  • Last month, Kahneman highlighted in a lecture given at the National Academy of Sciences "The Science of Science Communication" conference how realizing the limitations of each system can help us catch our own mistakes;
  • Here are some examples;
  • Make a Decision and Live With It;
  • I adopt terms originally proposed by the psychologists Keith Stanovich and Richard West, and will refer to two systems in the mind, System 1 and System 2;
  • The question that is most often asked about cognitive illusions is whether they can be overcome.

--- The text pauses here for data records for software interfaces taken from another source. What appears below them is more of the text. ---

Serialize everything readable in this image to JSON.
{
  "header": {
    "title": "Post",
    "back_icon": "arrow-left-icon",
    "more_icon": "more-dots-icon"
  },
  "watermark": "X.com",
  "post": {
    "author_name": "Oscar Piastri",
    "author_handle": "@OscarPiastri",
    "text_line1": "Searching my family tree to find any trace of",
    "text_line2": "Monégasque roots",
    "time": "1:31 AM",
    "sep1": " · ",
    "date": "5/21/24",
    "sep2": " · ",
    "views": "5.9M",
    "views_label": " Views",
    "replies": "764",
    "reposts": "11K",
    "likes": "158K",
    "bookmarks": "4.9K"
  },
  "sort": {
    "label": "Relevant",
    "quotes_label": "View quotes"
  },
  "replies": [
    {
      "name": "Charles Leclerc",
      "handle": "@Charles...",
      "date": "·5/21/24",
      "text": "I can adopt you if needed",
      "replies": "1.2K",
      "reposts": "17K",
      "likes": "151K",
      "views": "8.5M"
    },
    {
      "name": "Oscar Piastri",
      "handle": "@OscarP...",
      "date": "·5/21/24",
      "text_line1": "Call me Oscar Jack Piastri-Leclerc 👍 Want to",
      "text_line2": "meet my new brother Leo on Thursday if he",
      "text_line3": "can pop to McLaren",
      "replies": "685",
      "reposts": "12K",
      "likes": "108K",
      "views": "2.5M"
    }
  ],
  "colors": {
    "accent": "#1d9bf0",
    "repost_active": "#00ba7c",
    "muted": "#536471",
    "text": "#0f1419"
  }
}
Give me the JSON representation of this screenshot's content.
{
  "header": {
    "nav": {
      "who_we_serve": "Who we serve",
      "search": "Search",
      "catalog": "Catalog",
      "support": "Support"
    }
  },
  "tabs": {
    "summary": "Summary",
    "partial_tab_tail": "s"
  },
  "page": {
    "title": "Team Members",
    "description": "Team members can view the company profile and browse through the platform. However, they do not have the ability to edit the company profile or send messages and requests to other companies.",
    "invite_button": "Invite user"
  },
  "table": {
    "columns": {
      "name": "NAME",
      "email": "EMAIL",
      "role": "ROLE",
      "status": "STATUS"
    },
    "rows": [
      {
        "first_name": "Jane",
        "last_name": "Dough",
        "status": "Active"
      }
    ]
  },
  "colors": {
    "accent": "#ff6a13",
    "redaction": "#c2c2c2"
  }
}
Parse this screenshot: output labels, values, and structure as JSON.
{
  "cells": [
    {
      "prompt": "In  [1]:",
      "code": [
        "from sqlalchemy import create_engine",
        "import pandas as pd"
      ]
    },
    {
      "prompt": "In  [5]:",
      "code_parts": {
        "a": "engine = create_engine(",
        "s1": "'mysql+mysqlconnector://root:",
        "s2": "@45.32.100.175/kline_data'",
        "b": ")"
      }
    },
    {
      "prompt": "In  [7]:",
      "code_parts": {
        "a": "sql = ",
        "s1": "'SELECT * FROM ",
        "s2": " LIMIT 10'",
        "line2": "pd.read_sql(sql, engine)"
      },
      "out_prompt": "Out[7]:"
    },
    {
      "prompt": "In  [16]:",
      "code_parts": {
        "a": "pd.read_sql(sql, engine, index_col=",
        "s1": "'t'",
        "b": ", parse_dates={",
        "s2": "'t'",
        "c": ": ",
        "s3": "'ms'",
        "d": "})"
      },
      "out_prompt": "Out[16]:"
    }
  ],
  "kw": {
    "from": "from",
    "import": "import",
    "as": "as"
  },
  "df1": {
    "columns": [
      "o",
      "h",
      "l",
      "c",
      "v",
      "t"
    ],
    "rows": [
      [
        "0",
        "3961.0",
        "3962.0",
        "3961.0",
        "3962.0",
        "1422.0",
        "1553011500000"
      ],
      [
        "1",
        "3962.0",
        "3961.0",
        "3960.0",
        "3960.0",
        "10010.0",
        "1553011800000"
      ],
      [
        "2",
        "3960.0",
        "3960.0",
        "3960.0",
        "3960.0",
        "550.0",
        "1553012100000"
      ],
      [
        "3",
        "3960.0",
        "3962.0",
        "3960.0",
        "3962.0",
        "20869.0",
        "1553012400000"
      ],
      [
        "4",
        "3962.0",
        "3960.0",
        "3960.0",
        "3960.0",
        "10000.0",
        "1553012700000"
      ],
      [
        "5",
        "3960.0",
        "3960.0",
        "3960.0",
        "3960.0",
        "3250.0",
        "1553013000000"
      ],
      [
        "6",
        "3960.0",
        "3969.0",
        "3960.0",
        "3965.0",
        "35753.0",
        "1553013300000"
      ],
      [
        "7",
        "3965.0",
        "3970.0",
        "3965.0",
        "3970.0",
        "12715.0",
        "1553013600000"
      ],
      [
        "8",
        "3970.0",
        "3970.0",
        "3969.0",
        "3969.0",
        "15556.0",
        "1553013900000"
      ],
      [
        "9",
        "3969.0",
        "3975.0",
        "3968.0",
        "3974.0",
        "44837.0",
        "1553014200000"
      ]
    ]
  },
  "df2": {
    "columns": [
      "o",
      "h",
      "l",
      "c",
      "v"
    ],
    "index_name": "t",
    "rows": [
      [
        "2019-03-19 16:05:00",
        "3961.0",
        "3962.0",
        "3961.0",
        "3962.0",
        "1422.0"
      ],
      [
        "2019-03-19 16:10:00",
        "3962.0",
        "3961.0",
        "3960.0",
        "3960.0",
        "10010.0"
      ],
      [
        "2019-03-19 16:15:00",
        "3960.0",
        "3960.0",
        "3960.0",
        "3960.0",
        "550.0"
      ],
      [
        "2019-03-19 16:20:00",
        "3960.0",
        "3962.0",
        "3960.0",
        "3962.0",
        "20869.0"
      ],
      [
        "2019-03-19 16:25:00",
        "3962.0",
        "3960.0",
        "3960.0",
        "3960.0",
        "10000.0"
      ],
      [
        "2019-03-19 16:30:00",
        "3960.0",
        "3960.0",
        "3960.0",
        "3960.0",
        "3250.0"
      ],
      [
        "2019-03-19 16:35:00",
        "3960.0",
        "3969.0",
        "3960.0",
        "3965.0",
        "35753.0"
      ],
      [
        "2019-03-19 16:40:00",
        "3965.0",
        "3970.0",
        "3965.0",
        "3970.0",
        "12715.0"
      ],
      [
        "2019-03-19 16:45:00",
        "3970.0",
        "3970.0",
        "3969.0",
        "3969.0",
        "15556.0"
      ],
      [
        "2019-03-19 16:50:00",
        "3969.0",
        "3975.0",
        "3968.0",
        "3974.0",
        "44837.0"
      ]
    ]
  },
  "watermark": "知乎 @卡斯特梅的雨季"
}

The viewers of the film are instructed to count the number of passes made by the white team, ignoring the black players. This task is difficult and completely absorbing. Halfway through the video, a woman wearing a gorilla suit appears, crosses the court, thumps her chest, and moves on.

Get smart. Sign up for our email newsletter.

The gorilla is in view for 9 seconds. Many thousands of people have seen the video, and about half of them do not notice anything unusual. It is the counting task—and especially the instruction to ignore one of the teams—that causes the blindness. No one who watches the video without that task would miss the gorilla. Seeing and orienting are automatic functions of System 1, but they depend on the allocation of some attention to the relevant stimulus.

The authors note that the most remarkable observation of their study is that people find its results very surprising. Indeed, the viewers who fail to see the gorilla are initially sure that it was not there—they cannot imagine missing such a striking event. The gorilla study illustrates two important facts about our minds: In the story I will tell, Systems 1 and 2 are both active whenever we are awake.

System 1 runs automatically and System 2 is normally in a comfortable low-effort mode, in which only a fraction of its capacity is engaged. System 1 continuously generates suggestions for System 2: If endorsed by System 2, impressions and intuitions turn into beliefs, and impulses turn into voluntary actions. When all goes smoothly, which is most of the time, System 2 adopts the suggestions of System 1 with little or no modification.

You generally believe your impressions and act on your desires, and that is fine—usually. When System 1 runs into difficulty, it calls on System 2 to support more detailed and specific processing that may solve the problem of the moment. You can also feel a surge of conscious attention whenever you are surprised.

System 2 is activated when an event is detected that violates the model of the world that System 1 maintains. In that world, lamps do not jump, cats do not bark, and gorillas do not cross basketball courts.

The gorilla experiment demonstrates that some attention is needed for the surprising stimulus to be detected. Surprise then activates and orients your attention: System 2 is also credited with the continuous monitoring of your own behavior—the control that keeps you polite when you are angry, and alert when you are driving at night. System 2 is mobilized to increased effort when it detects an error about to be made. Remember a time when you almost blurted out an offensive remark and note how hard you worked to restore control.

In summary, most of what you your System 2 think and do originates in your System 1, but System 2 takes over when things get difficult, and it normally has the last word. The division of labor between System 1 and System 2 is highly efficient: The arrangement works well most of the time because System 1 is generally very good at what it does: